Recently I had the opportunity to get a pretty good look at one, courtesy of my friend Tom. A picture of it in action is above. I apologize for not having something else in the picture to illustrate the unit’s size to scale; it’s about 7 inches long by 5 inches high and about 4 inches deep.
This is by no means meant as a technical or specialized overview. I approached this based on what I value in a radio, and the way someone for whom it is being marketed to would.
- The functionality of the radio makes it exceedingly easy to operate and understand. The touchscreen controls are easy to use, whether you want to adjust the range (in miles) of what the automatically loaded frequency database will retrieve for monitoring, set a channel as a favorite (priority) or to avoid (lock out), or manually hold the receiver on a specific frequency or talkgroup. The Replay function plays back the last transmission received, and the Record function records all traffic received to an installed micro SD card.
- One thing absent from the internal software is the ability to program frequencies into the database. You can directly input a single frequency to monitor, but can’t make it part of the scanning database. This database is addressable via the included software and PC interface cable, and the Radio Reference database integral to the radio is updated at least once a week. It’s probably a good idea to update the unit through your computer along the same time frame.
I verified this via the Home Patrol website, which you can query by zip code to see examples of what the unit will receive. I sent updates to Radio Reference last week for new 800 Mhz frequencies now in use at Grand Junction Regional Airport, and they appeared on the Home Patrol website. Sweet.
- The GPS functionality relies mostly on a “hockey puck” type GPS receiver and interface cable marketed specifically for the unit. As I mentioned previously, GPS receivers that communicate coordinates via the NMEA 0183 protocol will talk to Home Patrol, but connecting them is cumbersome and expensive. You do have options, however. The unit will accept manual GPS coordinate entry to program via the internal database.
- The unit is not ruggedized. Care needs to be taken to avoid damage by impact or vibration.
- The audio quality and volume is adequate for a home environment, but not hardly for the restaurant we were in, and ditto for a vehicle, office, or area with higher-than-usual ambient noise.
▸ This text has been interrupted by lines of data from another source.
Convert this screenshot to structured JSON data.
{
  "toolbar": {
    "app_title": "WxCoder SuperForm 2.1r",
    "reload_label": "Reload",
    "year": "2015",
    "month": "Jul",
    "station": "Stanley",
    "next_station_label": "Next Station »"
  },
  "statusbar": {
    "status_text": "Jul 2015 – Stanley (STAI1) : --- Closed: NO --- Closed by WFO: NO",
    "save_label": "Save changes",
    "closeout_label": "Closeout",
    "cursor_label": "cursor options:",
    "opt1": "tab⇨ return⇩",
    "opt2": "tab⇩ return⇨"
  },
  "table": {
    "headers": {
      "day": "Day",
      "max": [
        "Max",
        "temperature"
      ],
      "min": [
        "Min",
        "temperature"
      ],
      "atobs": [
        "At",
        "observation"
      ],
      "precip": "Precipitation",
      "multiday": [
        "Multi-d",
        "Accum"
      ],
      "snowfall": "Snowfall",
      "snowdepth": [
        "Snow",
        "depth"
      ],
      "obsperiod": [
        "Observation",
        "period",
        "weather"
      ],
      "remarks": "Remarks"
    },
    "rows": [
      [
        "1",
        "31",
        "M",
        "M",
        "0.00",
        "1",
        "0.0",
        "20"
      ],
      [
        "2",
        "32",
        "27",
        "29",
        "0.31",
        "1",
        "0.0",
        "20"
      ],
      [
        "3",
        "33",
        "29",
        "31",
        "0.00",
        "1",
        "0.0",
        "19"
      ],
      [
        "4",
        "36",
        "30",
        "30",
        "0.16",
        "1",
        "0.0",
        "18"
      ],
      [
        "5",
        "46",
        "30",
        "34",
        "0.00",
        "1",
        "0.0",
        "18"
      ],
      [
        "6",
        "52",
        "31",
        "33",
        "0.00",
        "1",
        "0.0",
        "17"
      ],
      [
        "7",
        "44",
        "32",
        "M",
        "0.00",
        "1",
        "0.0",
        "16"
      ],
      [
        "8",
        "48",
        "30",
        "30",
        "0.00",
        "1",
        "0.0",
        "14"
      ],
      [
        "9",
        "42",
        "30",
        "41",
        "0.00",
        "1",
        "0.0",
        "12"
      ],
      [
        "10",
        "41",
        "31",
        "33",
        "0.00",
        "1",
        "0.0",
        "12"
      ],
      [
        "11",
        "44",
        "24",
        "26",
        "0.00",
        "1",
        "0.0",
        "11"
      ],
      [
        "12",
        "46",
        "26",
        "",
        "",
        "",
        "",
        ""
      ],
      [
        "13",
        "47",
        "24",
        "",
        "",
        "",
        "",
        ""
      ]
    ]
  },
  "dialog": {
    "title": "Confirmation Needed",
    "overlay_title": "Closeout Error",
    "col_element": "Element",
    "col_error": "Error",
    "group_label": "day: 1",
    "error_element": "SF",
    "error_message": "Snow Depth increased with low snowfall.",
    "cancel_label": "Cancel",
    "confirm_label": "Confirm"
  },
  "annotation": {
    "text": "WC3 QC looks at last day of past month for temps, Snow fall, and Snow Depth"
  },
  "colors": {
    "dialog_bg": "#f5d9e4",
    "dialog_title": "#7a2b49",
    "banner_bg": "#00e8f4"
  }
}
My PRO-96 put it to shame in terms of volume.
- Like just about any scanner, the provided stock antenna leaves much to be desired. My friend Tom had a more professional grade multi-band antenna that needed two adapters, one from BNC to SMA, and a 90-degree elbow so the antenna was positioned properly. The difference in reception quality was worth it, however.
I like this receiver, but not enough to spend upwards of $600 for everything I want to do with it. I’ll wait for future iterations of the Home Patrol to do even more interesting things. Also, the hobbyist and programmer communities are likely developing software applications that will maximize the ease of updating and operating the unit.
The influences of things like online scanning via dedicated websites, IPhone or Android apps, and now dynamic updating of internal databases in receivers such as Home Patrol stands to re-energize the monitoring hobby in ways we have yet to understand and cannot predict.
As the old Chinese curse says, “may you live in interesting times“. In more ways than this, to be sure.
Enjoy the rest of the week.